For the wood pulp trade relevant for this pilot, the calculations show an approximate 3,5% reduction in cargo intake by such a modification. By installing additional tanks for ammonia and not reducing the original onboard fuel oil capacity, the vessel will retain its operational flexibility, the findings indicate.
As explained, the vessel will be limited to trade where ammonia is available to capitalize on the investment and ensure a return on equity. The cost of such limitations is hard to estimate, the findings show.
The main barrier to move forward with the pilot is this combination of high conversion investment costs and the uncertain availability of competitively priced green ammonia.
“Without the stability of green ammonia availability/ pricing for the maritime sector (potentially green corridors) and, even more importantly, stable framework conditions, financing such a venture is not viable, even with significant soft project funding,” the report concludes.

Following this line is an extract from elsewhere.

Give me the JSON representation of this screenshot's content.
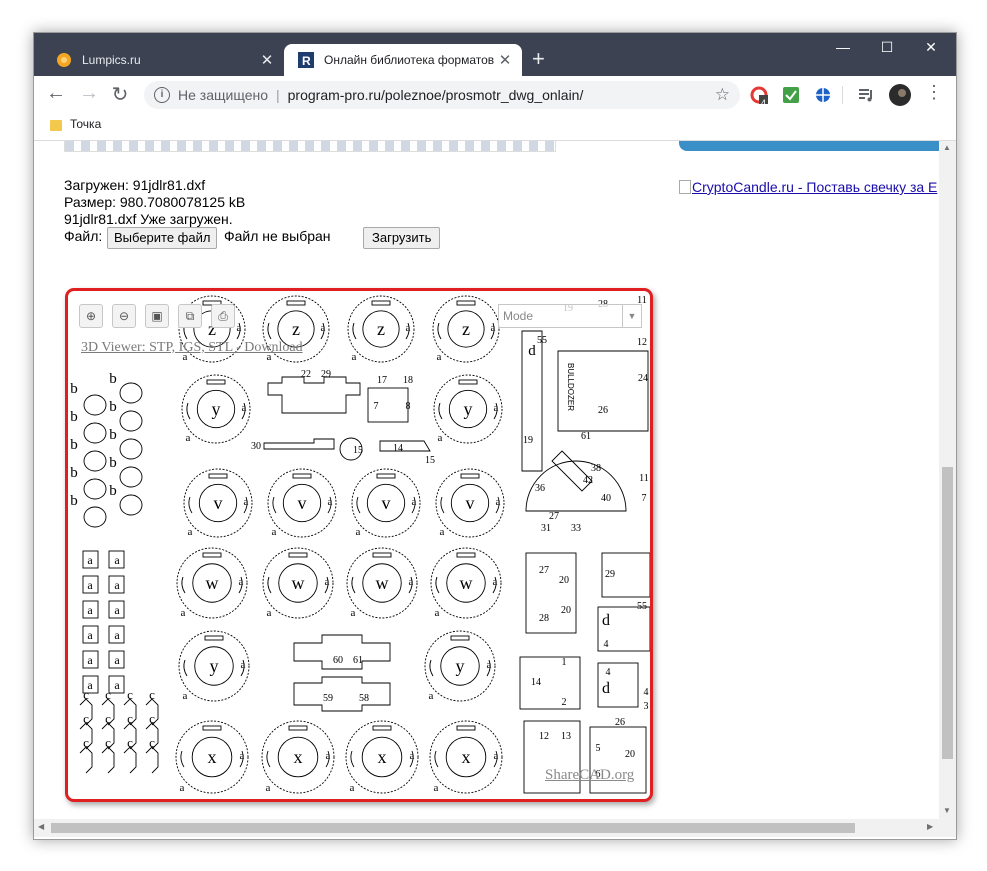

To achieve competitive pricing, it is necessary to securing local green energy pricing/availability for maritime green ammonia production and increasing global pricing of carbon fuel emissions (e.g. EU-ETS). Furthermore, the industry will require government support to ensure the rapid development of a functional market supporting competitive operations on green ammonia.
Contracts of difference are necessary to achieve competitive pricing of green ammonia in the short term. Such contracts secure compensation for the extra costs connected to green ammonia compared to conventional fuel, the study further adds.
The primary regulation driving the new market is IMO’s CII framework which aims to push reduction by setting increasingly stringent limits on allowed CO2 emissions towards 2050. The current regulation is, by many, expected to be vulnerable to gaming. With the regulation coming up for revision in 2026, the outcomes and potential market volatility are incredibly challenging to predict. Another aspect is that the CII regulation by measuring each vessel is not incentivizing close-to-zero conversion of single vessels but rather a slower reduction across a fleet.
Commenting on the safety of both personnel and the environment, changing cargo to fuel will introduce new challenges concerning regulations and competency. However, these are expected to become manageable with the right regulatory approach on safety.
The required motor technology is under development, with some central questions on maximum potential ammonia utilization, management of emissions, and timeline for a ready commercial product to be answered.
“Although these questions are challenging and need to be answered before shipowners can make an investment decision, the technology development is far progressed, and testing is ongoing. With the strong commitment from the engine manufacturer (MAN Energy Solutions), we view the risk of failing to reach a sufficiently strong solution as moderate,” the study said.
“We still see green ammonia as one of many possible fuels for shipping in the future. Currently, it seems more viable for multifuel-ready new buildings than for retrofitting current ships. The study also shows that we need changes on a political and regulatory level to make the change for the existing world fleet,” says Atle Sommer, Head of Grieg Star.
“We are forever grateful for our partners’ eagerness and willingness to share their knowledge and insights. A special thank you to the Green Shipping Program, their pilot coordinator, Hans-Christian Wintervoll, and all the workstream leads; Tessa Major (Yara), Therese Landås (NMA), John Garbiel Östling (GS), Henrik Bredesen (GMG), Henning Rebnord (G2O) and Torleif Frimannslund (GS).”
“Ammonia as fuel will most likely be a preferred alternative for deepsea shipping to achieve IMOs ambition and the Paris agreement’s targets. As Norway and the Norwegian maritime industry have been a front runner when it comes to battery-powered ships for coastal shipping, we will follow up and be ready for the green shift into deep sea shipping and ammonia as fuel too,” says Narve Mjøs, director of the Green Shipping Programme.
He urges other similar projects also to take advantage of the GSP-developed “Ammonia as a Marine Fuel Safety Handbook”